the epstein case

How the Royals Are Handling the Prince Andrew–Jeffrey Epstein Allegations

Queen Elizabeth and Prince Andrew on August 11. Photo: Duncan McGlynn/Getty Images

On Friday, August 9, hundreds of pages of court documents were unsealed in New York federal court containing yet more horrifying details of the alleged sex-trafficking empire of convicted sex offender Jeffrey Epstein. Numerous powerful men were named in the court briefs — among them Prince Andrew, whose years-long friendship with Epstein was hardly a secret. (He has repeatedly denied having any knowledge of Epstein’s alleged crimes.) On the morning of Saturday, August 10, around 9 a.m., news broke of Epstein’s death by apparent suicide in a Manhattan jail. And on Sunday morning, August 11, Prince Andrew and his mother, Queen Elizabeth, went to church.

It was a silent statement but perhaps the royal family’s loudest to date regarding the allegations against Andrew. While on her annual monthlong summer vacation in Scotland, the 93-year-old monarch smiled for the cameras through her car window after leaving services at Crathie Kirk Church in Aberdeenshire; seated at her left hand was her 59-year-old son, who grinned toothily as he knit his fingers together.

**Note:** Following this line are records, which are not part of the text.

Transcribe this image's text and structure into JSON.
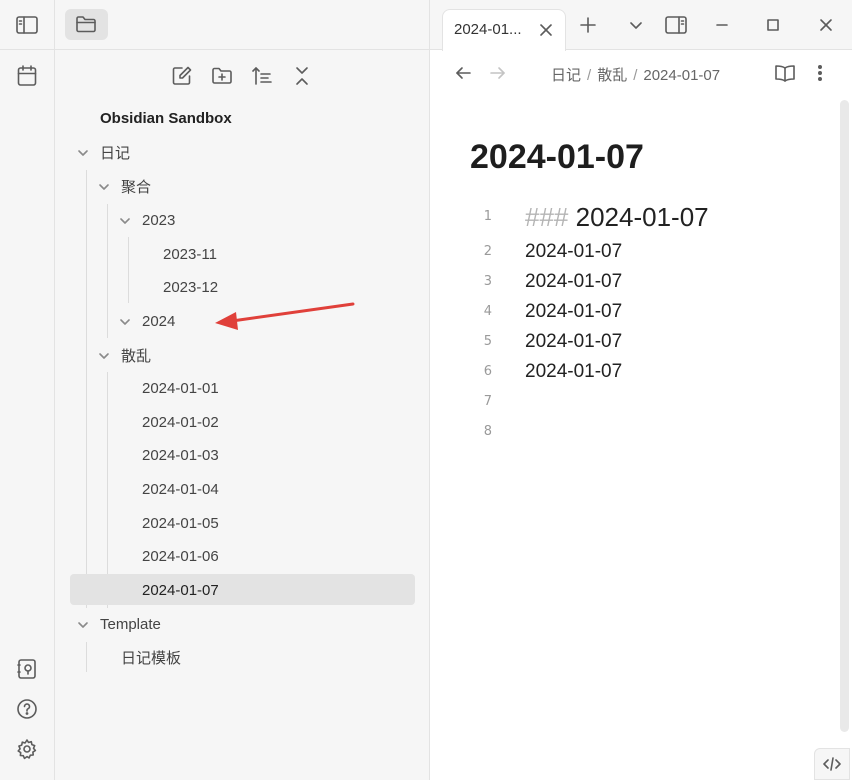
{
  "sidebar": {
    "vault_name": "Obsidian Sandbox",
    "toolbar_icons": [
      "new-note-icon",
      "new-folder-icon",
      "sort-icon",
      "collapse-all-icon"
    ],
    "tree": [
      {
        "label": "日记"
      },
      {
        "label": "聚合"
      },
      {
        "label": "2023"
      },
      {
        "label": "2023-11"
      },
      {
        "label": "2023-12"
      },
      {
        "label": "2024"
      },
      {
        "label": "散乱"
      },
      {
        "label": "2024-01-01"
      },
      {
        "label": "2024-01-02"
      },
      {
        "label": "2024-01-03"
      },
      {
        "label": "2024-01-04"
      },
      {
        "label": "2024-01-05"
      },
      {
        "label": "2024-01-06"
      },
      {
        "label": "2024-01-07"
      },
      {
        "label": "Template"
      },
      {
        "label": "日记模板"
      }
    ]
  },
  "tab": {
    "title": "2024-01..."
  },
  "breadcrumb": {
    "part1": "日记",
    "part2": "散乱",
    "part3": "2024-01-07",
    "sep": "/"
  },
  "note": {
    "title": "2024-01-07",
    "lines": [
      {
        "no": "1",
        "hash": "###",
        "text": "2024-01-07"
      },
      {
        "no": "2",
        "text": "2024-01-07"
      },
      {
        "no": "3",
        "text": "2024-01-07"
      },
      {
        "no": "4",
        "text": "2024-01-07"
      },
      {
        "no": "5",
        "text": "2024-01-07"
      },
      {
        "no": "6",
        "text": "2024-01-07"
      },
      {
        "no": "7",
        "text": ""
      },
      {
        "no": "8",
        "text": ""
      }
    ]
  },
  "colors": {
    "accent_arrow": "#e0403a",
    "selected_bg": "#e3e3e3"
  }
}
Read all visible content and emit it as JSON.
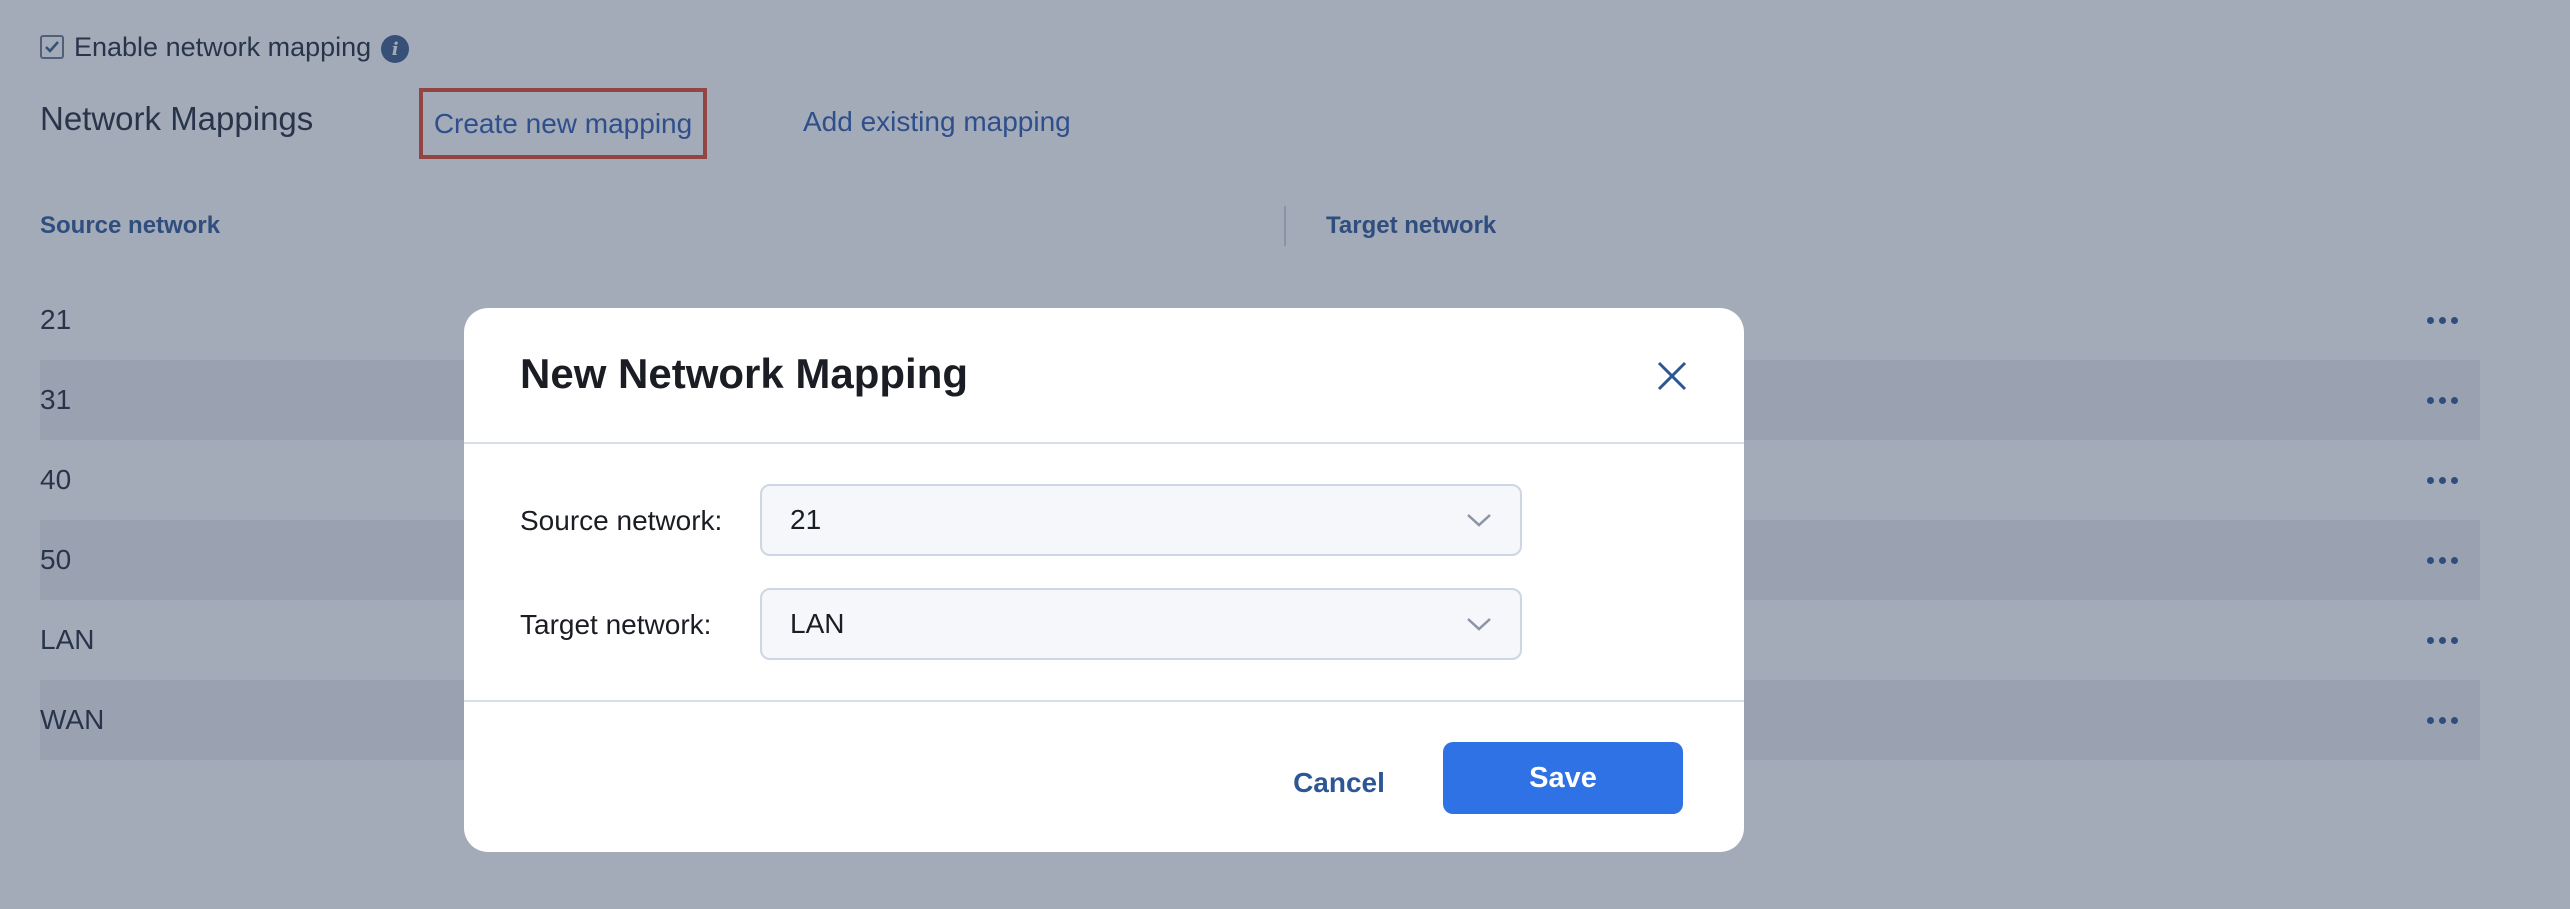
{
  "settings": {
    "enable_label": "Enable network mapping",
    "enable_checked": true,
    "section_title": "Network Mappings",
    "create_link": "Create new mapping",
    "add_link": "Add existing mapping"
  },
  "table": {
    "columns": [
      "Source network",
      "Target network"
    ],
    "rows": [
      {
        "source": "21"
      },
      {
        "source": "31"
      },
      {
        "source": "40"
      },
      {
        "source": "50"
      },
      {
        "source": "LAN"
      },
      {
        "source": "WAN"
      }
    ]
  },
  "modal": {
    "title": "New Network Mapping",
    "source_label": "Source network:",
    "source_value": "21",
    "target_label": "Target network:",
    "target_value": "LAN",
    "cancel_label": "Cancel",
    "save_label": "Save"
  },
  "icons": {
    "info": "info-icon",
    "close": "close-icon",
    "chevron": "chevron-down-icon",
    "more": "more-horizontal-icon",
    "check": "checkmark-icon"
  },
  "colors": {
    "primary": "#2f72e5",
    "link": "#2b5ab0",
    "highlight": "#e5462d"
  }
}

It wasn’t Andrew’s first public appearance since Epstein’s bombshell July 6 arrest on federal charges of sex-trafficking minors — he’d gleefully attended and even handed out prizes at a horse race in late July — but it was his first after Epstein’s death, and the first after yet more allegations had emerged against him in those unsealed documents.

Prince Andrew at the Ascot Racecourse in July. Photo: Max Mumby/Indigo/Getty Images

In 2015, in a lawsuit filed against Epstein’s alleged madam Ghislaine Maxwell, a woman named Virginia Roberts Giuffre claimed she was forced to have sex with the prince on three occasions when she was underage. One of the most damaging visuals of the entire Epstein case is a 2001 photo of Andrew with his arm snaked around the midriff of a then-17-year-old Giuffre. And the newly released documents from the Giuffre case provide more details around Andrew’s alleged involvement: In an unsealed deposition, a woman named Johanna Sjöberg testified that Andrew had groped her breasts while in Giuffre’s presence.

The royal family has issued denials after every round of accusations regarding Andrew’s behavior in Epstein’s company. Over the weekend, regarding the new Sjöberg testimony, Buckingham Palace said in a statement to NBC News, “This relates to proceedings in the United States, to which the Duke of York is not a party. Any suggestion of impropriety with underage minors is categorically untrue.”

At the time of Giuffre’s 2015 suit, the palace released a nearly identical statement. “This relates to longstanding and ongoing civil proceedings in the U.S., to which the Duke of York is not a party,” quoted the Guardian. “As such we would not comment in detail. However, for the avoidance of doubt, any suggestion of impropriety with underage minors is categorically untrue.”

The language of these statements seems to suggest that a British person couldn’t possibly understand an American criminal case. But it is undeniable that Prince Andrew remained connected with Epstein even after he’d pleaded guilty to soliciting a minor for sex in 2008: The two buddies were photographed strolling through Central Park in December 2010, and the Post reported later that winter that Andrew had flown to New York to celebrate Epstein’s release from jail at the East 71st Street mansion.

Andrew’s ex-wife, Sarah Ferguson, also stayed close to Epstein — she borrowed money from him in March 2011 to pay off some debts. She has since apologized for doing so. “I abhor paedophilia and any sexual abuse of children and know that this was a gigantic error of judgement on my behalf,” she said in an interview with the Evening Standard. “I am just so contrite I cannot say. Whenever I can I will repay the money and will have nothing ever to do with Jeffrey Epstein ever again.”

The new accusation and Epstein’s death have brought increased attention to Andrew from the British outlets, landing the old Central Park photo on the covers of the Sunday editions of the Express and Daily Mail, which hit newsstands as the royals were getting ready for church.

Epstein’s death won’t make the case go away for Andrew, and the queen’s choice to trot him out on Sunday speaks volumes more about her support of her chronically problematic son than the standard nonsensical non-statements from her staff.

Through it all, Queen Elizabeth, as is customary, grits her teeth and waves.

How the Royals Are Handling the Prince Andrew Allegations